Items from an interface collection
┄┄┄┄┄┄┄┄┄┄┄┄┄┄┄┄┄┄┄┄
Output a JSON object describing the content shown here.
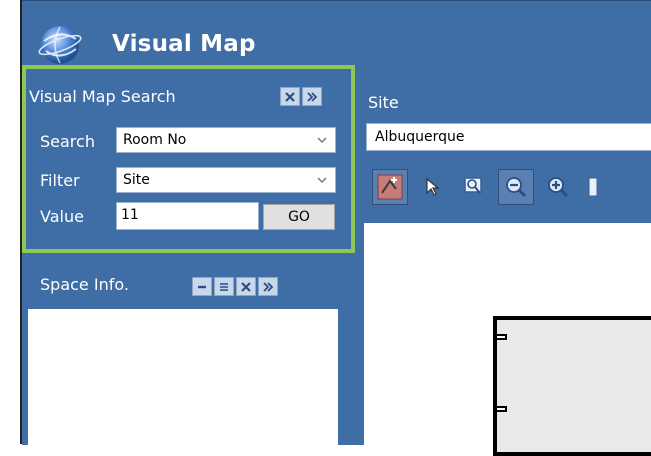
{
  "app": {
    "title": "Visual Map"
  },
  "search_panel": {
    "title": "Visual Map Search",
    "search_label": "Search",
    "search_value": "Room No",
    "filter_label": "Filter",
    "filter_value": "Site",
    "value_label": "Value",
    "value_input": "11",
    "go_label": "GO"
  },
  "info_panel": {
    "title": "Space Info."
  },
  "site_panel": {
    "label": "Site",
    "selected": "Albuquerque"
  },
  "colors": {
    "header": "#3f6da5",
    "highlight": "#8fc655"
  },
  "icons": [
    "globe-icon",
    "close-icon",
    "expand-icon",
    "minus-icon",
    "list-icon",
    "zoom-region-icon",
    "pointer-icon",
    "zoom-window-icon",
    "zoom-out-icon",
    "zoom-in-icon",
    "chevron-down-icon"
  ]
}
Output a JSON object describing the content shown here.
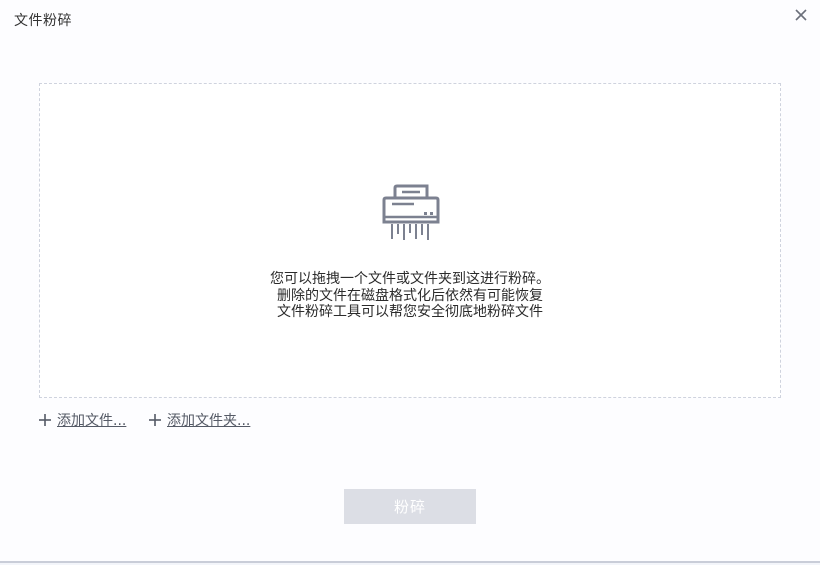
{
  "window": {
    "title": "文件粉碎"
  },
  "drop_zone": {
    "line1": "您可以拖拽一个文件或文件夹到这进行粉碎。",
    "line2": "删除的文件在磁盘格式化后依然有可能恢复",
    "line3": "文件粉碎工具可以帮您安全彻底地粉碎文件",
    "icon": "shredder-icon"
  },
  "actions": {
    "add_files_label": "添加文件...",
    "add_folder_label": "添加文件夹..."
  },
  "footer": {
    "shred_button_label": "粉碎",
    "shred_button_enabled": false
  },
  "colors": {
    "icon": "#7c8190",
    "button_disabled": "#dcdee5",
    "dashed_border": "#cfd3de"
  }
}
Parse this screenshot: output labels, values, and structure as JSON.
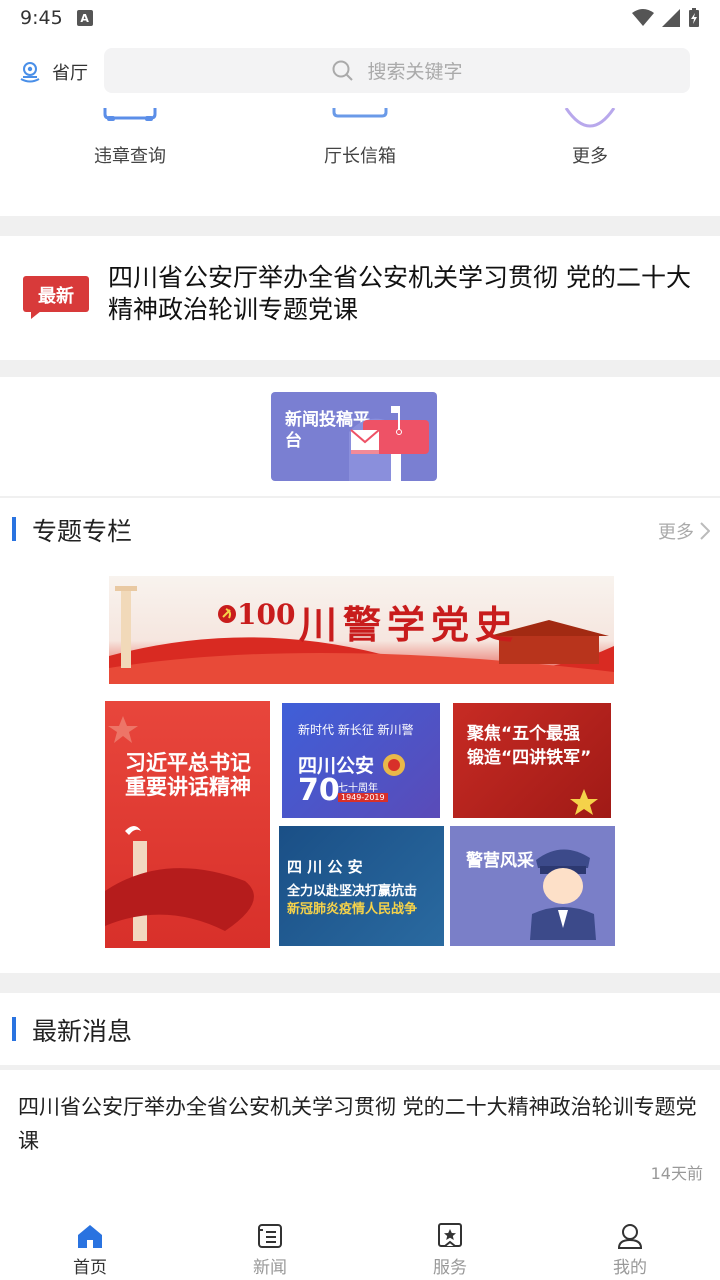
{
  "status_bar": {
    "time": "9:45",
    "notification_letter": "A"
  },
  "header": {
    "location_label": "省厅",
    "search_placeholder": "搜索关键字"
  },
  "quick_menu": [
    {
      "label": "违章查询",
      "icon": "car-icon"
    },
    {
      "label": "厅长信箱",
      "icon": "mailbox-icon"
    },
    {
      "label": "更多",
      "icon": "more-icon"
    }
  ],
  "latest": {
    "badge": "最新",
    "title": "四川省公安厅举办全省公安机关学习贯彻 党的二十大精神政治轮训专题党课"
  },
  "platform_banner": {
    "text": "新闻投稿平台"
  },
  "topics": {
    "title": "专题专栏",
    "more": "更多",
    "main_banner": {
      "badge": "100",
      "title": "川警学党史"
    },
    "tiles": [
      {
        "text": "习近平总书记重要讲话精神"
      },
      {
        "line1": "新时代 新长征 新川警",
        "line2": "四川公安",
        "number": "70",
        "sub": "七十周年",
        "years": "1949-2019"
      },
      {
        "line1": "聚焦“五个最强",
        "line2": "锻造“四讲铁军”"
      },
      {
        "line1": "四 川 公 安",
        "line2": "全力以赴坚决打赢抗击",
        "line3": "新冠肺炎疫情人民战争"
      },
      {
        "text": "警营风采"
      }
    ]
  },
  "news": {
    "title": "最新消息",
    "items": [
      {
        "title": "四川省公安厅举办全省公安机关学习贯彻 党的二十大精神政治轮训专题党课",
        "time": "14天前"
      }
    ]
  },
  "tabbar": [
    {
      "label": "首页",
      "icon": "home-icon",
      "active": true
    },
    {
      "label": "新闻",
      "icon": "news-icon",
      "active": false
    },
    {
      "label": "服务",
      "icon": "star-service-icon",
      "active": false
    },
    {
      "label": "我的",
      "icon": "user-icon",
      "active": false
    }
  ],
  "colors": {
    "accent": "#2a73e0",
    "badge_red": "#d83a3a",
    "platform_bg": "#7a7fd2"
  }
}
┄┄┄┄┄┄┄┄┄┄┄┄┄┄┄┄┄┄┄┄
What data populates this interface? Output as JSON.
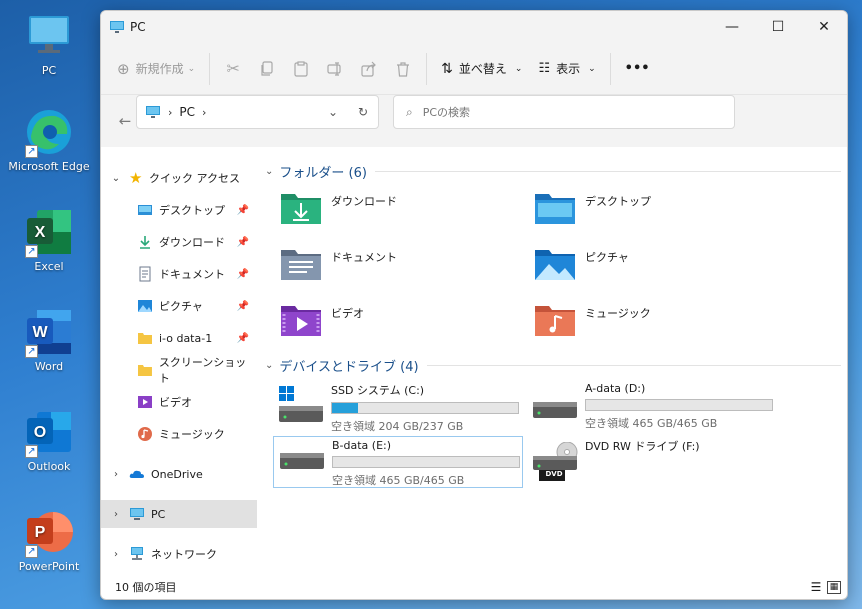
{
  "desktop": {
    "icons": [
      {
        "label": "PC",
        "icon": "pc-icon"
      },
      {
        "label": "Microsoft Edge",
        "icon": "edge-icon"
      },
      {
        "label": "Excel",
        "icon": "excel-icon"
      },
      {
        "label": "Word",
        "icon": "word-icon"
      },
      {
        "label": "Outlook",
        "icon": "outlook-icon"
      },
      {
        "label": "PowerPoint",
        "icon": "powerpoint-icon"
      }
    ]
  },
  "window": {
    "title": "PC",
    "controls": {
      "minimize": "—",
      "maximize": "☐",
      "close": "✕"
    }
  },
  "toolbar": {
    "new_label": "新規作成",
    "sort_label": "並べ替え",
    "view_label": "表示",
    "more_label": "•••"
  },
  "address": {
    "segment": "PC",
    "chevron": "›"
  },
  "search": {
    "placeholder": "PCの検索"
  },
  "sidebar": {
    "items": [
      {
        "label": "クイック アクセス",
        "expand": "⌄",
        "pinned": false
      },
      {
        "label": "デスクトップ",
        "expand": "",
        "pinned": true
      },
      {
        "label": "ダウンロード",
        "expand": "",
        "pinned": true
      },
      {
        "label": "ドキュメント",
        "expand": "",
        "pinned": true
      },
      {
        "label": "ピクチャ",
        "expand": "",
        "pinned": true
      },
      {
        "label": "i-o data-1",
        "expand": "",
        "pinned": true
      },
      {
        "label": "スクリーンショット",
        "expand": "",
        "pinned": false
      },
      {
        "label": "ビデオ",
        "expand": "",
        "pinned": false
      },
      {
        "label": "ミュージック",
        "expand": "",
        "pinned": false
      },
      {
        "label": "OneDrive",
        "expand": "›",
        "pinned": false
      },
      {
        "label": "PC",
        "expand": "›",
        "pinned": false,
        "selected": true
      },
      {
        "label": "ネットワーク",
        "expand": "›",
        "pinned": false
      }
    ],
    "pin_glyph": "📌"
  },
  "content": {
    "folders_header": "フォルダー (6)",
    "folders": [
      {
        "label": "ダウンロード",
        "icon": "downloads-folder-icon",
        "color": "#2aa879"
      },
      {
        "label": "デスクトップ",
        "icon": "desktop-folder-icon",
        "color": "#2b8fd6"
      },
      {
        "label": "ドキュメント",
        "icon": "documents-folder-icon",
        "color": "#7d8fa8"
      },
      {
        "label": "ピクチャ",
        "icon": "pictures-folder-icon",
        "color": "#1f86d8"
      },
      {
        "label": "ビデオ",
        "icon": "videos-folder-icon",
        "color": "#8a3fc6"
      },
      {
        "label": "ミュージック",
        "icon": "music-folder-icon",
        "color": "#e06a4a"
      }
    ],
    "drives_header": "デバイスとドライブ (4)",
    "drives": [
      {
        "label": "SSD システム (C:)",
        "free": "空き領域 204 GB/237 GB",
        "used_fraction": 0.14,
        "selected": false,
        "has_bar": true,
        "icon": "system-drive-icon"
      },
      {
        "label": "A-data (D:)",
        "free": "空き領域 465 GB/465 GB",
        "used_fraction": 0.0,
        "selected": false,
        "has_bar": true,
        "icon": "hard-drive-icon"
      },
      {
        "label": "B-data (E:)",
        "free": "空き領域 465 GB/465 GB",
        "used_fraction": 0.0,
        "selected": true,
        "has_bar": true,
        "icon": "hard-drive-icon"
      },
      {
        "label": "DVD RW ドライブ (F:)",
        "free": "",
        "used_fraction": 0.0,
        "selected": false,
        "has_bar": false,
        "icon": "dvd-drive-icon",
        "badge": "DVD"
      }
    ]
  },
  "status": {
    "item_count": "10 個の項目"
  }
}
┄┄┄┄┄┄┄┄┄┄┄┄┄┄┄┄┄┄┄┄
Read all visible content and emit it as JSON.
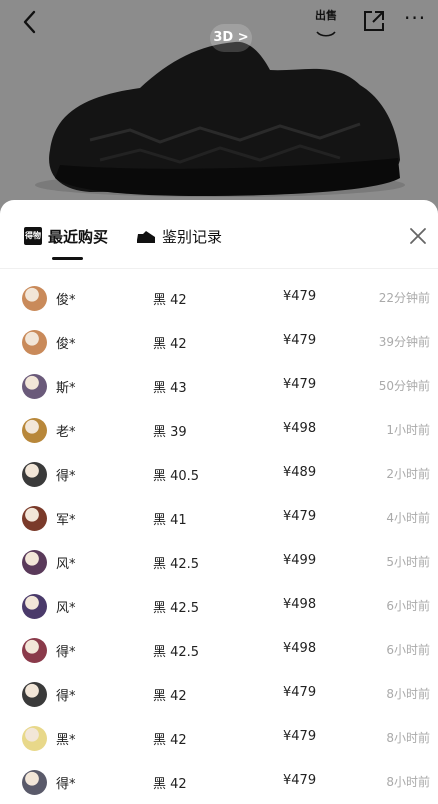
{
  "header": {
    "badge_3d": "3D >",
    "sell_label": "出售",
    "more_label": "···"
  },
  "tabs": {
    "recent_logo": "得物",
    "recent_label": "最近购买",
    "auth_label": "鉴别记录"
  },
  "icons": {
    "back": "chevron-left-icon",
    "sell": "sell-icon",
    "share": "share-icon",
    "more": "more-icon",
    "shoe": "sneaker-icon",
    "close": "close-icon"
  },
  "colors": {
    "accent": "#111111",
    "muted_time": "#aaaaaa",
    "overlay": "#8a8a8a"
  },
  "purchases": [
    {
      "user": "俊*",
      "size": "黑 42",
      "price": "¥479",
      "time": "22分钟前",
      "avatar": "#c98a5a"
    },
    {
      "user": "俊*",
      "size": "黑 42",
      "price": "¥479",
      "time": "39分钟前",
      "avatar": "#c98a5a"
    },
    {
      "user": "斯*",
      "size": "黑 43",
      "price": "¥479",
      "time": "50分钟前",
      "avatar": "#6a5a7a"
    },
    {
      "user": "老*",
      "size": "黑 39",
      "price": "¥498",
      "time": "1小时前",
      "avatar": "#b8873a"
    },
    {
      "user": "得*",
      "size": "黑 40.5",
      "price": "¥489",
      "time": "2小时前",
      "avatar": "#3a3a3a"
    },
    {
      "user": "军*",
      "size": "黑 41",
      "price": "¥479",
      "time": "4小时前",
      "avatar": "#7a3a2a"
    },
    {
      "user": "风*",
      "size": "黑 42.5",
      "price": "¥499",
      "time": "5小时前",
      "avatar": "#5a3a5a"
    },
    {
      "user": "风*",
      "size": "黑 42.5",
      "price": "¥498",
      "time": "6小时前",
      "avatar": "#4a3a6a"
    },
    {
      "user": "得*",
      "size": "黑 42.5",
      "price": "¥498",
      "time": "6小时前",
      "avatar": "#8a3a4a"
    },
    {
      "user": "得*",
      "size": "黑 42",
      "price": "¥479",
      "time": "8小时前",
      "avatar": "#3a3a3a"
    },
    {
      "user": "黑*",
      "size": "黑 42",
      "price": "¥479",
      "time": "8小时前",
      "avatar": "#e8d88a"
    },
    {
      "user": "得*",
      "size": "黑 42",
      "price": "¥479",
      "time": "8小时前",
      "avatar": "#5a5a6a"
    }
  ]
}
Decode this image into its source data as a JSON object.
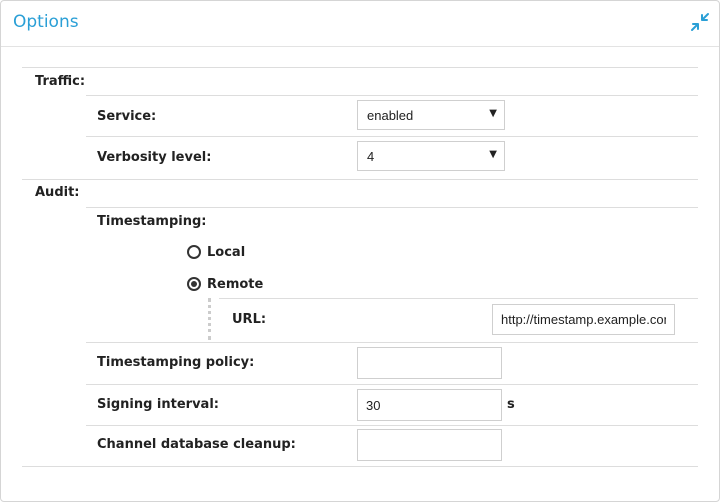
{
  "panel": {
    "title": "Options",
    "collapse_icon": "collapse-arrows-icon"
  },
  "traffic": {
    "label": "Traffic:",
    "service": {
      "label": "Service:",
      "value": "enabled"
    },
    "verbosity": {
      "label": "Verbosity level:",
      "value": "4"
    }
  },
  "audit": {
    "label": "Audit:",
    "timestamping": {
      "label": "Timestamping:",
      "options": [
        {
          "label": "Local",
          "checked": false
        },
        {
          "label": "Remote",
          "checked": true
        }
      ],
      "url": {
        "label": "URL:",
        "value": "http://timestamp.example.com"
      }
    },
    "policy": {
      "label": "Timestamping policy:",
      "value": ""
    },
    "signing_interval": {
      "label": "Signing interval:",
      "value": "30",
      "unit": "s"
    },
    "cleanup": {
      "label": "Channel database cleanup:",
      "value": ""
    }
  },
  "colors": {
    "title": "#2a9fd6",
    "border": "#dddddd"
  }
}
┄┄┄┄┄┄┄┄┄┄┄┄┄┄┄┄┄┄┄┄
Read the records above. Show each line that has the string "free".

        "free": "空き領域 204 GB/237 GB",
        "free": "空き領域 465 GB/465 GB",
        "free": "空き領域 465 GB/465 GB",
        "free": "",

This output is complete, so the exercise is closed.